    I own/operate Southlands Nursery in Vancouver, BC. and we have a similar product range and taste. Like you, if I don’t like it, we don’t have it.
    Thanks for being my ‘go to’ read when I am hiding in the office at work !

    • Deborah Silver says

      Dear Tom, Just a little more than a year ago, I wrote a Sunday Opinion post about you I can assure you that my feeling for you and what you have accomplished with your nursery, garden design and gardening life has enchanted me since I first saw the article about Southlands in Gardens Illustrated 9 years ago. I so hope one day to get there. Thank you so much for this letter-I treasure it. Your long distance BFF, Deborah

  7. This is my favorite Sunday opinion of yours that I’ve read. Just lovely. Congrats on 20 years and yes, 20 more please!

    This is my go-to site for garden inspiration and I can’t thank you enough for bringing it to your readers.

    In fact, with the early spring, I’m already starting to think about containers and, as you know, I love all your containers.
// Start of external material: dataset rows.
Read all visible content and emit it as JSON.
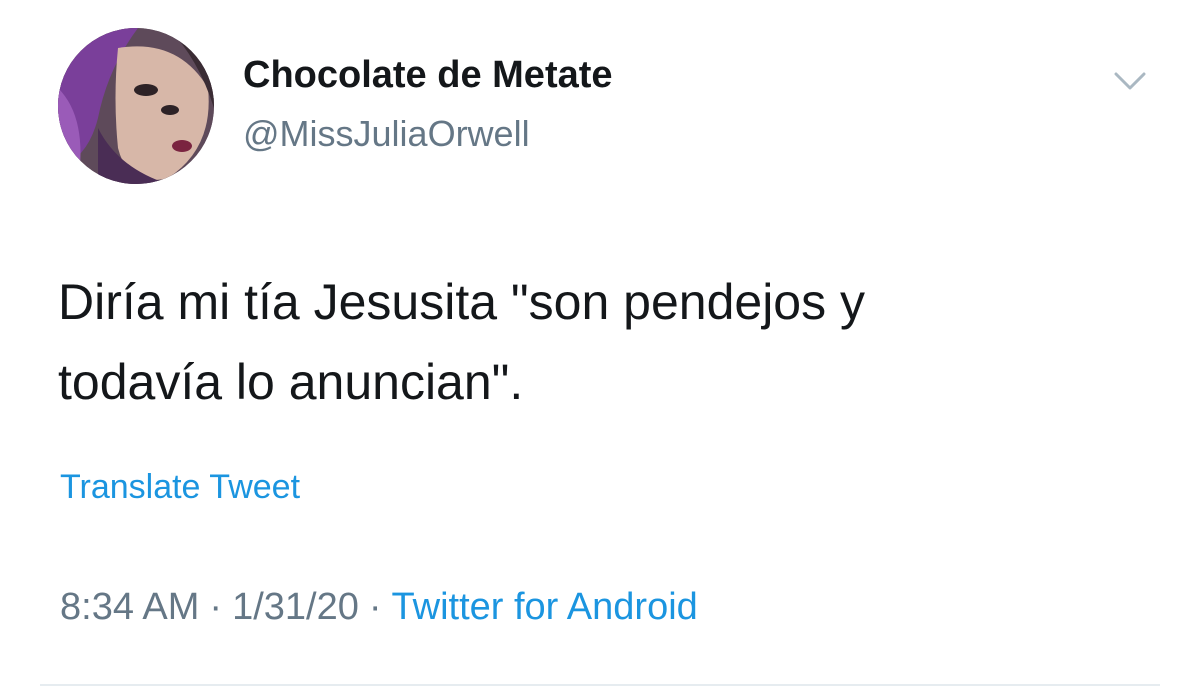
{
  "user": {
    "display_name": "Chocolate de Metate",
    "handle": "@MissJuliaOrwell"
  },
  "tweet": {
    "text_line_1": "Diría mi tía Jesusita \"son pendejos y",
    "text_line_2": "todavía lo anuncian\".",
    "translate_label": "Translate Tweet",
    "time": "8:34 AM",
    "date": "1/31/20",
    "separator": "·",
    "source": "Twitter for Android"
  },
  "icons": {
    "menu": "chevron-down-icon",
    "avatar": "profile-photo"
  },
  "colors": {
    "text": "#14171a",
    "secondary": "#657786",
    "link": "#1b95e0"
  }
}
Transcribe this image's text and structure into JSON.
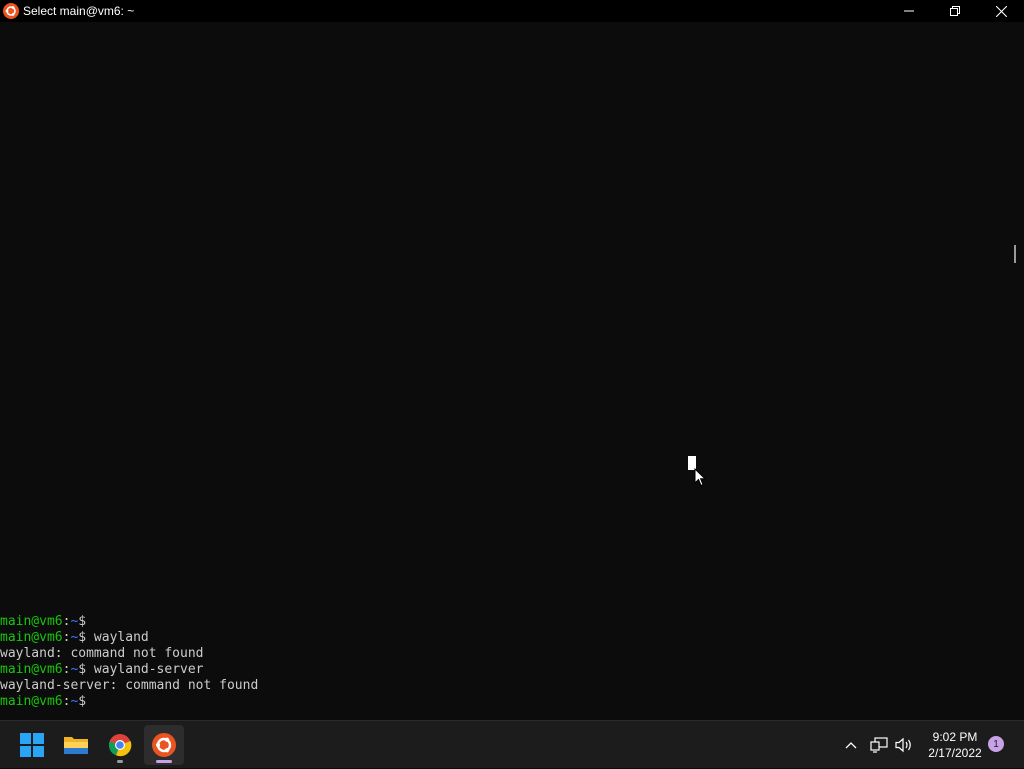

I was wondering about your process for containers … are you already planning what you’ll do for containers this year, or is that something you’ve long ago started and have a notebook full of ideas on? I know in the past you’ve been inspired by a particular color or plant; is there something new striking your fancy this year?

Leave a Comment